WHAT NEEDS TO BE DONE — A faithful copy of the entries is needed, one that leaves out the pictures.

DATA RECORDS —
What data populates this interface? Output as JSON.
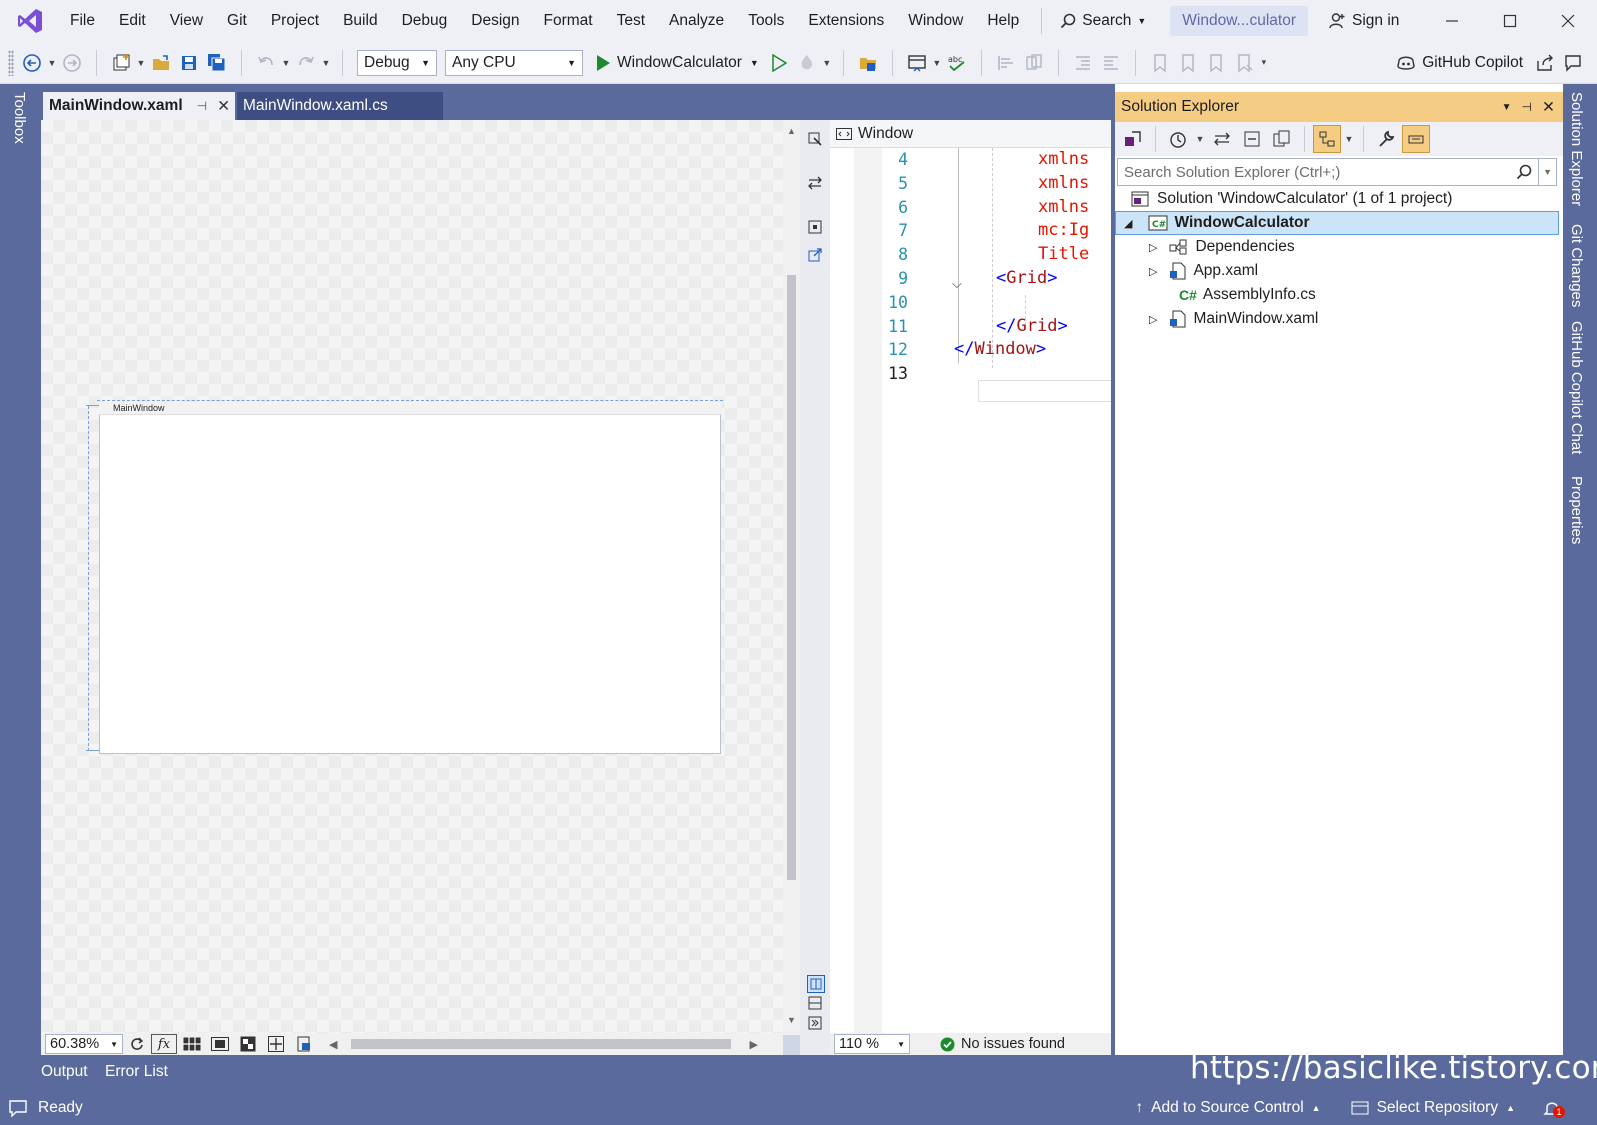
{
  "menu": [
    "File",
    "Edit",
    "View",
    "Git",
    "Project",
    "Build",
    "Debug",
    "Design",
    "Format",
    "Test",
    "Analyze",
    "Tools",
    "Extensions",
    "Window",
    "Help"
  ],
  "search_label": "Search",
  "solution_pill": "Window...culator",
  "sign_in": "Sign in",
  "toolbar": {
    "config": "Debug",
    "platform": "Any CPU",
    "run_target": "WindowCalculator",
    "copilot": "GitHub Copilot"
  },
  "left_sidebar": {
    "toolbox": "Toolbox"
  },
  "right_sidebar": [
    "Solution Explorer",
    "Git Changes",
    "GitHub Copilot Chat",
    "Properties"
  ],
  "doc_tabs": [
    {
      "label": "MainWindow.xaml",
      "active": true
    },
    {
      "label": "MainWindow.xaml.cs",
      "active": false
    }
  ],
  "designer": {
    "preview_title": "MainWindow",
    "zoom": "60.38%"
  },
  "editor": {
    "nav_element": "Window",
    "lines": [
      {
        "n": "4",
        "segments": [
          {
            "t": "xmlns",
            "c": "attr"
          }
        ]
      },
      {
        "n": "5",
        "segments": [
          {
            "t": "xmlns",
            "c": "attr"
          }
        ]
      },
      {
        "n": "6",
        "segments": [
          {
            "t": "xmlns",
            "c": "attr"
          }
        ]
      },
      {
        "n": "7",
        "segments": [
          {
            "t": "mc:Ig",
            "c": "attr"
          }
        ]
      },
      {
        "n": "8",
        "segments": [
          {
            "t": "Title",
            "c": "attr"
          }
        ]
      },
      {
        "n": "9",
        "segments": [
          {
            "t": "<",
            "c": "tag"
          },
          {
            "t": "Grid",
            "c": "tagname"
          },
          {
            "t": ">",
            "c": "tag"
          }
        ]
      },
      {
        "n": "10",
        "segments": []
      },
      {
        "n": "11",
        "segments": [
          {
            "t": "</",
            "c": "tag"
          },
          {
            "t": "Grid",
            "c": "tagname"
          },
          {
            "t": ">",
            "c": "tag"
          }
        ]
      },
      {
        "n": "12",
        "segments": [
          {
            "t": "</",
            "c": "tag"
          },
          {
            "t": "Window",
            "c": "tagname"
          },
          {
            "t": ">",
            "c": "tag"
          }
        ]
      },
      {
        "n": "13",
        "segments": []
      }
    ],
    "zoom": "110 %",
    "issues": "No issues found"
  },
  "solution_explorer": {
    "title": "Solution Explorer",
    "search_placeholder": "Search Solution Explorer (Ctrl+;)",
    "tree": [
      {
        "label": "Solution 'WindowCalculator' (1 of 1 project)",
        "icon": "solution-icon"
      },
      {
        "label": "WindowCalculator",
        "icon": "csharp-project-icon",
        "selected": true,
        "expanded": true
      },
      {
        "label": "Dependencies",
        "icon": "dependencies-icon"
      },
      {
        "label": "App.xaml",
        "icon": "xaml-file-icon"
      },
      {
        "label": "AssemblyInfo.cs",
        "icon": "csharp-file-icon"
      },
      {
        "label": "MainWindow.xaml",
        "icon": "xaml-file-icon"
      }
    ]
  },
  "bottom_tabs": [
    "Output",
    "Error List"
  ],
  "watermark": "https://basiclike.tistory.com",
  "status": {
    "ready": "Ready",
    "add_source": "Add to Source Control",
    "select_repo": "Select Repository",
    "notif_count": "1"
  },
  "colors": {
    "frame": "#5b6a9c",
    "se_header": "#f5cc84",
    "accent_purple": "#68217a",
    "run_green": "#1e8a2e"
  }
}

REPLY —
What data populates this interface? Output as JSON.
{
  "menu": [
    "File",
    "Edit",
    "View",
    "Git",
    "Project",
    "Build",
    "Debug",
    "Design",
    "Format",
    "Test",
    "Analyze",
    "Tools",
    "Extensions",
    "Window",
    "Help"
  ],
  "search_label": "Search",
  "solution_pill": "Window...culator",
  "sign_in": "Sign in",
  "toolbar": {
    "config": "Debug",
    "platform": "Any CPU",
    "run_target": "WindowCalculator",
    "copilot": "GitHub Copilot"
  },
  "left_sidebar": {
    "toolbox": "Toolbox"
  },
  "right_sidebar": [
    "Solution Explorer",
    "Git Changes",
    "GitHub Copilot Chat",
    "Properties"
  ],
  "doc_tabs": [
    {
      "label": "MainWindow.xaml",
      "active": true
    },
    {
      "label": "MainWindow.xaml.cs",
      "active": false
    }
  ],
  "designer": {
    "preview_title": "MainWindow",
    "zoom": "60.38%"
  },
  "editor": {
    "nav_element": "Window",
    "lines": [
      {
        "n": "4",
        "segments": [
          {
            "t": "xmlns",
            "c": "attr"
          }
        ]
      },
      {
        "n": "5",
        "segments": [
          {
            "t": "xmlns",
            "c": "attr"
          }
        ]
      },
      {
        "n": "6",
        "segments": [
          {
            "t": "xmlns",
            "c": "attr"
          }
        ]
      },
      {
        "n": "7",
        "segments": [
          {
            "t": "mc:Ig",
            "c": "attr"
          }
        ]
      },
      {
        "n": "8",
        "segments": [
          {
            "t": "Title",
            "c": "attr"
          }
        ]
      },
      {
        "n": "9",
        "segments": [
          {
            "t": "<",
            "c": "tag"
          },
          {
            "t": "Grid",
            "c": "tagname"
          },
          {
            "t": ">",
            "c": "tag"
          }
        ]
      },
      {
        "n": "10",
        "segments": []
      },
      {
        "n": "11",
        "segments": [
          {
            "t": "</",
            "c": "tag"
          },
          {
            "t": "Grid",
            "c": "tagname"
          },
          {
            "t": ">",
            "c": "tag"
          }
        ]
      },
      {
        "n": "12",
        "segments": [
          {
            "t": "</",
            "c": "tag"
          },
          {
            "t": "Window",
            "c": "tagname"
          },
          {
            "t": ">",
            "c": "tag"
          }
        ]
      },
      {
        "n": "13",
        "segments": []
      }
    ],
    "zoom": "110 %",
    "issues": "No issues found"
  },
  "solution_explorer": {
    "title": "Solution Explorer",
    "search_placeholder": "Search Solution Explorer (Ctrl+;)",
    "tree": [
      {
        "label": "Solution 'WindowCalculator' (1 of 1 project)",
        "icon": "solution-icon"
      },
      {
        "label": "WindowCalculator",
        "icon": "csharp-project-icon",
        "selected": true,
        "expanded": true
      },
      {
        "label": "Dependencies",
        "icon": "dependencies-icon"
      },
      {
        "label": "App.xaml",
        "icon": "xaml-file-icon"
      },
      {
        "label": "AssemblyInfo.cs",
        "icon": "csharp-file-icon"
      },
      {
        "label": "MainWindow.xaml",
        "icon": "xaml-file-icon"
      }
    ]
  },
  "bottom_tabs": [
    "Output",
    "Error List"
  ],
  "watermark": "https://basiclike.tistory.com",
  "status": {
    "ready": "Ready",
    "add_source": "Add to Source Control",
    "select_repo": "Select Repository",
    "notif_count": "1"
  },
  "colors": {
    "frame": "#5b6a9c",
    "se_header": "#f5cc84",
    "accent_purple": "#68217a",
    "run_green": "#1e8a2e"
  }
}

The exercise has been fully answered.